Penny trembled with fear when she saw the door to her apartment slightly ajar. Why is my door open? I’m positive I shut it and locked it before I went to the grocery store, she thought to herself.
As Penny reached for the doorknob, fear started to overwhelm her—her hear beat heavily, her hand trembled, and perspiration dripped from her face. She cautiously opened the door and saw her sofa cushions tossed on the floor, the desk drawers pulled out, papers strewn everywhere, pictures moved as if someone was looking for a safe, and chairs turned over. Why me? Who could have done this and why? What was the intruder looking for? Oh no! I hope it wasn’t…
Using Dialogue To Describe Settings
«Look at this picture to the left of the fireplace. It’s interesting, but I don’t understand why someone would want to have a picture of people surrounded by their suitcases at a train station,» Penny commented.
«That does seem unusual unless the picture had some kind of meaning such as someone who left on a vacation or moved away,» Ron replied.
«That’s possible. The gold and brown picture frames look like they are antique, and they are a little dusty underneath the glass, especially the picture with the suitcases. Why would someone want to have dusty pictures in a newly remodeled house? There’s also some small writing down in the corner,» Penny commented.
«You’re more observant about the minute details than I would be. What does the writing say?»
Describing A Character’s Outward Appearance
The easiest way to make your characters realistic is to outline their personalities. For example, you could write down a character’s name, and then you could make a list of their outward characteristics.
Penny is about 5’7″, slender, and has brown hair that hangs below her shoulders. Sometimes she wears her hair in a pony tail with a ribbon that hangs down. Her favorite outfits are blue, brown, purple, or green slacks with matching tops, vests, or sweaters.

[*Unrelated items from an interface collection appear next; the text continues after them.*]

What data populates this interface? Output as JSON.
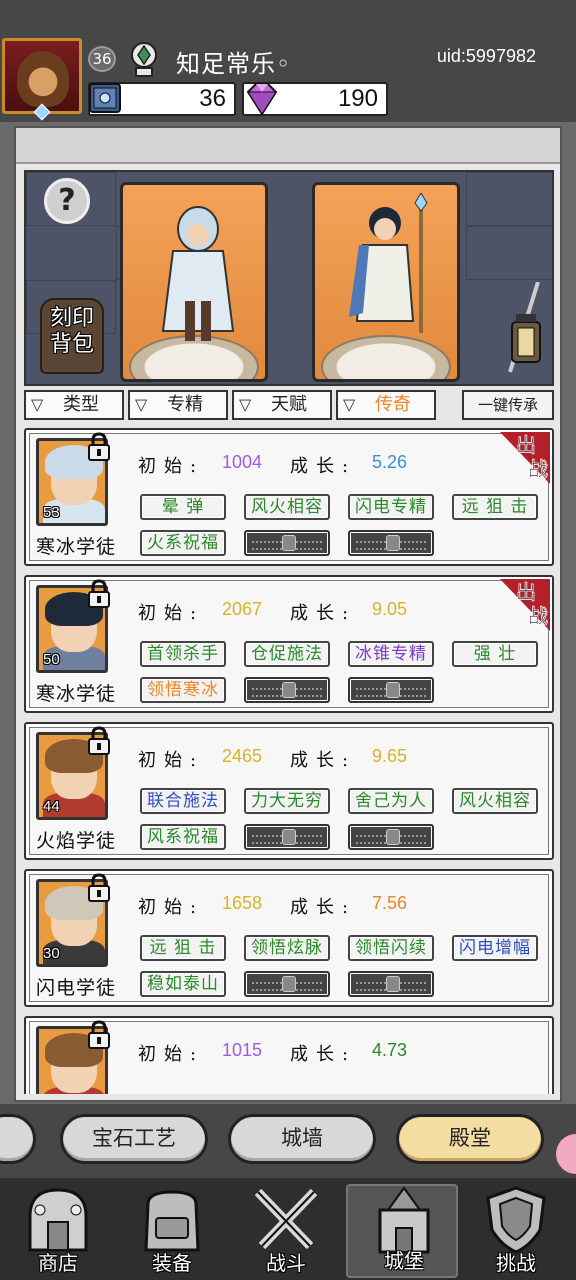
{
  "player": {
    "level": "36",
    "name": "知足常乐◦",
    "uid": "uid:5997982",
    "book_count": "36",
    "gem_count": "190"
  },
  "showcase": {
    "help_label": "?",
    "bag_label": "刻印背包"
  },
  "filters": [
    {
      "label": "类型",
      "active": false
    },
    {
      "label": "专精",
      "active": false
    },
    {
      "label": "天赋",
      "active": false
    },
    {
      "label": "传奇",
      "active": true
    },
    {
      "label": "一键传承",
      "active": false
    }
  ],
  "stat_labels": {
    "initial": "初始:",
    "growth": "成长:"
  },
  "characters": [
    {
      "name": "寒冰学徒",
      "level": "53",
      "deployed": true,
      "initial": "1004",
      "initial_color": "#a35be0",
      "growth": "5.26",
      "growth_color": "#3a8fd6",
      "skills": [
        {
          "label": "晕 弹",
          "color": "#2a8a2a"
        },
        {
          "label": "风火相容",
          "color": "#2a8a2a"
        },
        {
          "label": "闪电专精",
          "color": "#2a8a2a"
        },
        {
          "label": "远 狙 击",
          "color": "#2a8a2a"
        },
        {
          "label": "火系祝福",
          "color": "#2a8a2a"
        },
        {
          "label": "",
          "locked": true
        },
        {
          "label": "",
          "locked": true
        }
      ],
      "portrait": {
        "hair": "#c9dbe8",
        "body": "#d6e6f0",
        "bg": "#e99b3f"
      }
    },
    {
      "name": "寒冰学徒",
      "level": "50",
      "deployed": true,
      "initial": "2067",
      "initial_color": "#d9b327",
      "growth": "9.05",
      "growth_color": "#d9b327",
      "skills": [
        {
          "label": "首领杀手",
          "color": "#2a8a2a"
        },
        {
          "label": "仓促施法",
          "color": "#2a8a2a"
        },
        {
          "label": "冰锥专精",
          "color": "#7a3fc0"
        },
        {
          "label": "强 壮",
          "color": "#2a8a2a"
        },
        {
          "label": "领悟寒冰",
          "color": "#e8882a"
        },
        {
          "label": "",
          "locked": true
        },
        {
          "label": "",
          "locked": true
        }
      ],
      "portrait": {
        "hair": "#1e2a3a",
        "body": "#6e7fa0",
        "bg": "#e99b3f"
      }
    },
    {
      "name": "火焰学徒",
      "level": "44",
      "deployed": false,
      "initial": "2465",
      "initial_color": "#d9b327",
      "growth": "9.65",
      "growth_color": "#d9b327",
      "skills": [
        {
          "label": "联合施法",
          "color": "#2e4fbf"
        },
        {
          "label": "力大无穷",
          "color": "#2a8a2a"
        },
        {
          "label": "舍己为人",
          "color": "#2a8a2a"
        },
        {
          "label": "风火相容",
          "color": "#2a8a2a"
        },
        {
          "label": "风系祝福",
          "color": "#2a8a2a"
        },
        {
          "label": "",
          "locked": true
        },
        {
          "label": "",
          "locked": true
        }
      ],
      "portrait": {
        "hair": "#8a5a32",
        "body": "#b23a2e",
        "bg": "#e99b3f"
      }
    },
    {
      "name": "闪电学徒",
      "level": "30",
      "deployed": false,
      "initial": "1658",
      "initial_color": "#d9b327",
      "growth": "7.56",
      "growth_color": "#e8882a",
      "skills": [
        {
          "label": "远 狙 击",
          "color": "#2a8a2a"
        },
        {
          "label": "领悟炫脉",
          "color": "#2a8a2a"
        },
        {
          "label": "领悟闪续",
          "color": "#2a8a2a"
        },
        {
          "label": "闪电增幅",
          "color": "#2e4fbf"
        },
        {
          "label": "稳如泰山",
          "color": "#2a8a2a"
        },
        {
          "label": "",
          "locked": true
        },
        {
          "label": "",
          "locked": true
        }
      ],
      "portrait": {
        "hair": "#cfc7b8",
        "body": "#3a3a3a",
        "bg": "#e99b3f"
      }
    },
    {
      "name": "",
      "level": "",
      "deployed": false,
      "initial": "1015",
      "initial_color": "#a35be0",
      "growth": "4.73",
      "growth_color": "#2a8a2a",
      "skills": [],
      "portrait": {
        "hair": "#8a5a32",
        "body": "#b23a2e",
        "bg": "#e99b3f"
      }
    }
  ],
  "deploy_tag": "出战",
  "subtabs": [
    {
      "label": "宝石工艺",
      "active": false
    },
    {
      "label": "城墙",
      "active": false
    },
    {
      "label": "殿堂",
      "active": true
    }
  ],
  "nav": [
    {
      "label": "商店",
      "icon": "shop-icon",
      "active": false
    },
    {
      "label": "装备",
      "icon": "backpack-icon",
      "active": false
    },
    {
      "label": "战斗",
      "icon": "crossed-swords-icon",
      "active": false
    },
    {
      "label": "城堡",
      "icon": "castle-icon",
      "active": true
    },
    {
      "label": "挑战",
      "icon": "shield-icon",
      "active": false
    }
  ]
}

Penny has a van and a travel trailer that she uses when she goes camping. She also has a laptop that she takes with her on her trips. Her clothes are basically slacks with matching blouses, matching vests, matching sweaters, comfortable white tennis shoes, a few jumpers, and several personal items. She also owns her furniture in her apartment, except the ones that her landlord provided for her.
There are many other characteristics that are involved in outlining the outward characteristics of a person such as education, family, police record, and others. These will give you an idea to get started with your character outlines.
Describing Inward Characteristics
Several characteristics make up a character’s inner life. They include motivation, hobbies, religion, beliefs, friendships, and others, but let’s focus on motivation.
Motivation is what drives a character to be active in his/her life. For example, a person could be motivated to get a degree in college if he/she hasn’t ever had one. The character’s motivation has to be strong enough to cause him or her to take some kind of action.
Fear Motivated Penny
When she saw her door slightly ajar, she began to be fearful, but even though fear motivated her, she needed to enter her apartment. She saw her living room a complete disaster. Her papers from her desk drawers were thrown on the floor, sofa cushions were strewn on the floor, chairs turned over, and her pictures were turned sideways as if someone was looking for a safe. She continued walking around her apartment to see if someone was still there.